Feast amid ghosts

August 13, 2008

We sit at long tables, nearly one hundred of us, amid fields of bounty. It’s Sauvie Island, ten miles west of Portland. I can smell the earth, fertile from Columbia River floods. The sun eases toward the hills, setting aglow acres of vegetables sprawling between guardian white oaks half a millennium old.

To be outside in a place like this is heaven enough. The word nirvana comes to mind as we eat a chefs’ feast of food grown around us and elsewhere in Oregon, all washed down with Oregon wines. I ask myself: how am I here at this moment, pampered in a warm summer wind, my wife’s thigh pressed against mine, when the planet’s travails intensify beyond our view?

Talk with the couple across the table turns, surprisingly, to Cormac McCarthy’s The Road, an apocalyptic vision of the world that brims with love amid desolation. I chatter away about this fictional view of the future, knowing but not disclosing that doomsday happened where we sit less than two hundred years ago.

For centuries, Indians thrived here. Their diet included acorns from the white oaks, which they cultivated. Near the end of the eighteenth century, British explorers estimated that two thousand Indians lived on the island. Less than forty years later, white man diseases had killed the native people. All of them.

I consider bringing up the topic, but dessert’s arrival saves me from myself. As we crown the evening with vanilla bean pound cake and blackberries, the moon climbs above the jagged silhouette of trees peering down on us. There are no Indians to see, but they’re not gone.

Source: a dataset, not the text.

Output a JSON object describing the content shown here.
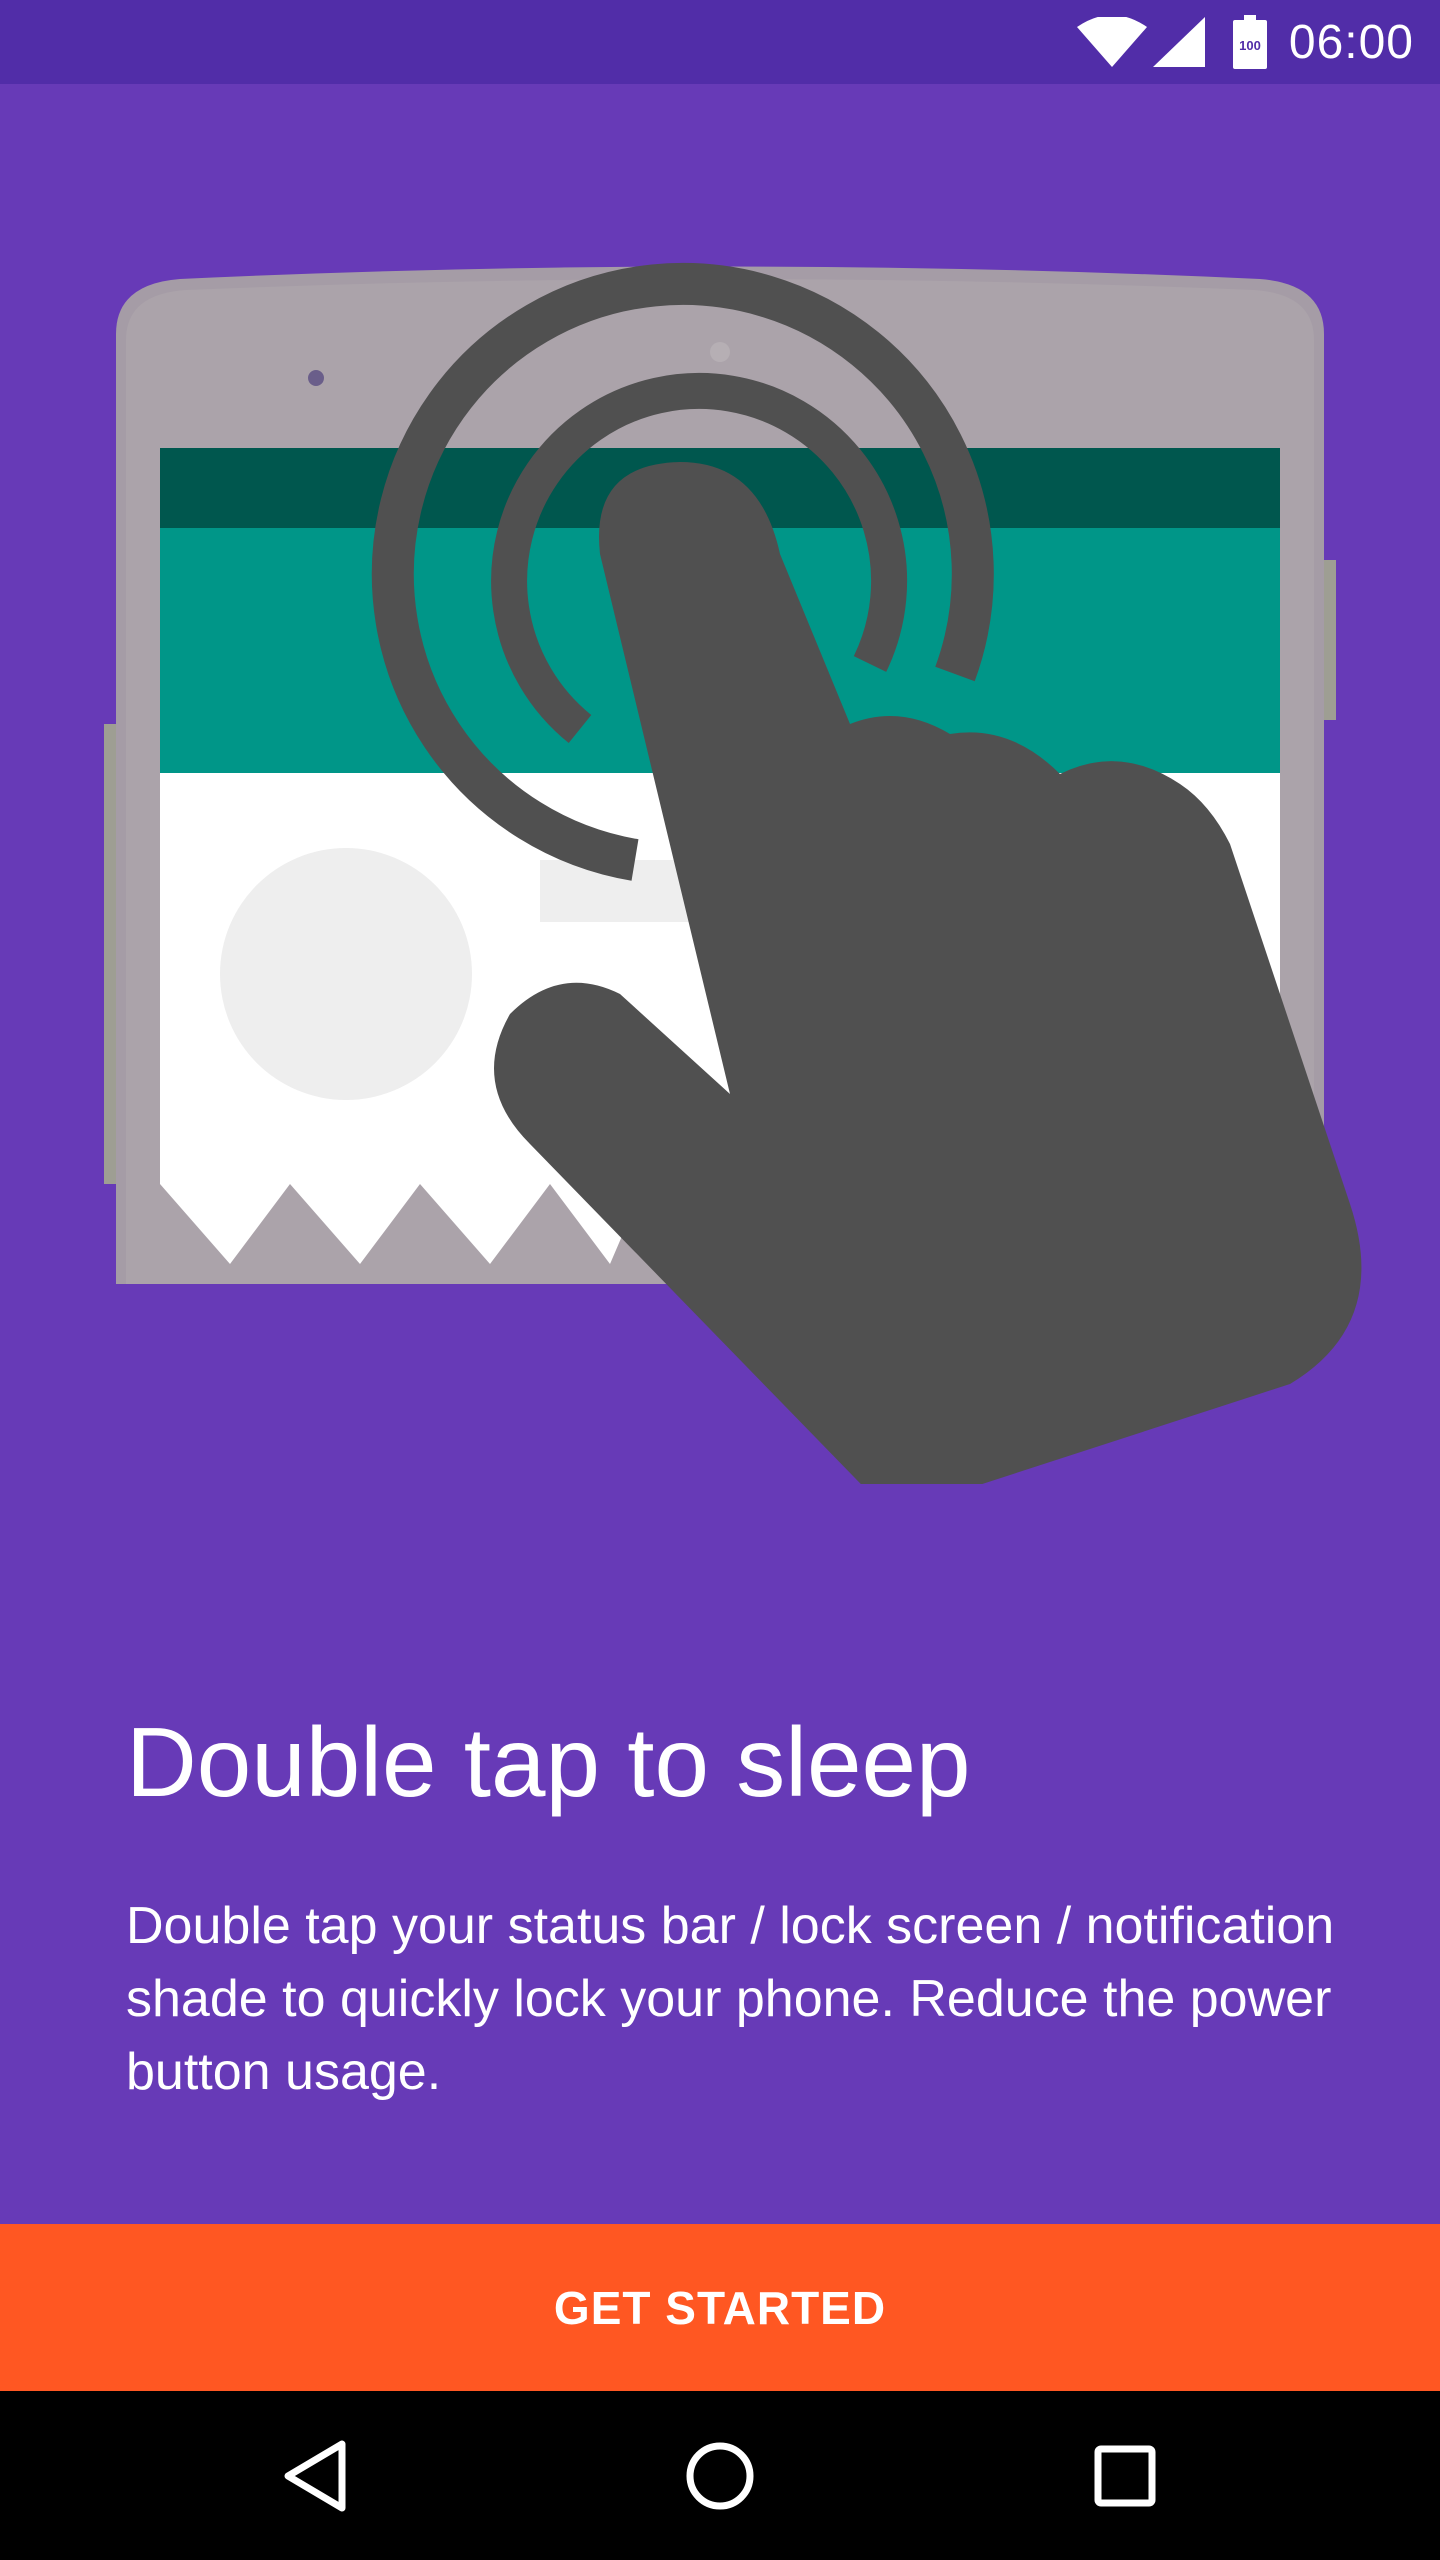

(“Oak Trees on Sauvie Island” by Adam Waggener. See more of his art here.)